__Your objective__. Your response should give back each record exactly, word for word.

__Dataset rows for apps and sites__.

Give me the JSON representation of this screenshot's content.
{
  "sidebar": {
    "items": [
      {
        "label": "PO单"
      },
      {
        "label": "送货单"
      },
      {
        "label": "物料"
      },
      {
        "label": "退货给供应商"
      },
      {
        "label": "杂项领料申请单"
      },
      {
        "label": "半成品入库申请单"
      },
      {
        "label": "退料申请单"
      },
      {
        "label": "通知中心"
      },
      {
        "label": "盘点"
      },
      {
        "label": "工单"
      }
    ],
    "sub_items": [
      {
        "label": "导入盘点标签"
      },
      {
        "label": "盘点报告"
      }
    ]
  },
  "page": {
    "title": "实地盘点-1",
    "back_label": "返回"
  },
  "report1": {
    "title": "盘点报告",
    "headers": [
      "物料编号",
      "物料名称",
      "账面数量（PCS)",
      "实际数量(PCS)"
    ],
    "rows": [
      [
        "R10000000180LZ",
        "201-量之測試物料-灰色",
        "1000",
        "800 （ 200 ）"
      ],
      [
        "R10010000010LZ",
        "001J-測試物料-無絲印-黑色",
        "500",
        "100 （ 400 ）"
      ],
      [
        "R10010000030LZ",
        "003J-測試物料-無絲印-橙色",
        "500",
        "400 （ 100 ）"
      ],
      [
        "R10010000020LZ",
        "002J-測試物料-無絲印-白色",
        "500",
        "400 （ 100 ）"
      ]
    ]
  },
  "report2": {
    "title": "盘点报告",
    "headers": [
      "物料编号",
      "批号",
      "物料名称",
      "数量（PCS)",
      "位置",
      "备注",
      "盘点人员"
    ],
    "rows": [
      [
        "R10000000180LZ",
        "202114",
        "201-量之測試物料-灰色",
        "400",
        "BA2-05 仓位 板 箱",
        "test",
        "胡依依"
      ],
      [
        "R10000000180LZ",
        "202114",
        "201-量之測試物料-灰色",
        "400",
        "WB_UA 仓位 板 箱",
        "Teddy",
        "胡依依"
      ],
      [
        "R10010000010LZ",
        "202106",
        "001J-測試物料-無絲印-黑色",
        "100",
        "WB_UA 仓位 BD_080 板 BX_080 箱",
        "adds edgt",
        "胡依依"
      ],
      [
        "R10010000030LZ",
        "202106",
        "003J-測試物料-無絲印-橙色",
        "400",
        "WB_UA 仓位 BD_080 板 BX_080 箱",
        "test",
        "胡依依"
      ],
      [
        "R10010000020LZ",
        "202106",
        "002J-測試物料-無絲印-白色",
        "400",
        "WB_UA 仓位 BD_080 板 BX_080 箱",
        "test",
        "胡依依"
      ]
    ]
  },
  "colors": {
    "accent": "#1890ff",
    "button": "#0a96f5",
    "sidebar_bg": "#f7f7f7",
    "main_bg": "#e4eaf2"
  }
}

__Solution for this exercise__.
Give me the JSON representation of this screenshot's content.
{
  "sidebar": {
    "items": [
      {
        "label": "PO单"
      },
      {
        "label": "送货单"
      },
      {
        "label": "物料"
      },
      {
        "label": "退货给供应商"
      },
      {
        "label": "杂项领料申请单"
      },
      {
        "label": "半成品入库申请单"
      },
      {
        "label": "退料申请单"
      },
      {
        "label": "通知中心"
      },
      {
        "label": "盘点"
      },
      {
        "label": "工单"
      }
    ],
    "sub_items": [
      {
        "label": "导入盘点标签"
      },
      {
        "label": "盘点报告"
      }
    ]
  },
  "page": {
    "title": "实地盘点-1",
    "back_label": "返回"
  },
  "report1": {
    "title": "盘点报告",
    "headers": [
      "物料编号",
      "物料名称",
      "账面数量（PCS)",
      "实际数量(PCS)"
    ],
    "rows": [
      [
        "R10000000180LZ",
        "201-量之測試物料-灰色",
        "1000",
        "800 （ 200 ）"
      ],
      [
        "R10010000010LZ",
        "001J-測試物料-無絲印-黑色",
        "500",
        "100 （ 400 ）"
      ],
      [
        "R10010000030LZ",
        "003J-測試物料-無絲印-橙色",
        "500",
        "400 （ 100 ）"
      ],
      [
        "R10010000020LZ",
        "002J-測試物料-無絲印-白色",
        "500",
        "400 （ 100 ）"
      ]
    ]
  },
  "report2": {
    "title": "盘点报告",
    "headers": [
      "物料编号",
      "批号",
      "物料名称",
      "数量（PCS)",
      "位置",
      "备注",
      "盘点人员"
    ],
    "rows": [
      [
        "R10000000180LZ",
        "202114",
        "201-量之測試物料-灰色",
        "400",
        "BA2-05 仓位 板 箱",
        "test",
        "胡依依"
      ],
      [
        "R10000000180LZ",
        "202114",
        "201-量之測試物料-灰色",
        "400",
        "WB_UA 仓位 板 箱",
        "Teddy",
        "胡依依"
      ],
      [
        "R10010000010LZ",
        "202106",
        "001J-測試物料-無絲印-黑色",
        "100",
        "WB_UA 仓位 BD_080 板 BX_080 箱",
        "adds edgt",
        "胡依依"
      ],
      [
        "R10010000030LZ",
        "202106",
        "003J-測試物料-無絲印-橙色",
        "400",
        "WB_UA 仓位 BD_080 板 BX_080 箱",
        "test",
        "胡依依"
      ],
      [
        "R10010000020LZ",
        "202106",
        "002J-測試物料-無絲印-白色",
        "400",
        "WB_UA 仓位 BD_080 板 BX_080 箱",
        "test",
        "胡依依"
      ]
    ]
  },
  "colors": {
    "accent": "#1890ff",
    "button": "#0a96f5",
    "sidebar_bg": "#f7f7f7",
    "main_bg": "#e4eaf2"
  }
}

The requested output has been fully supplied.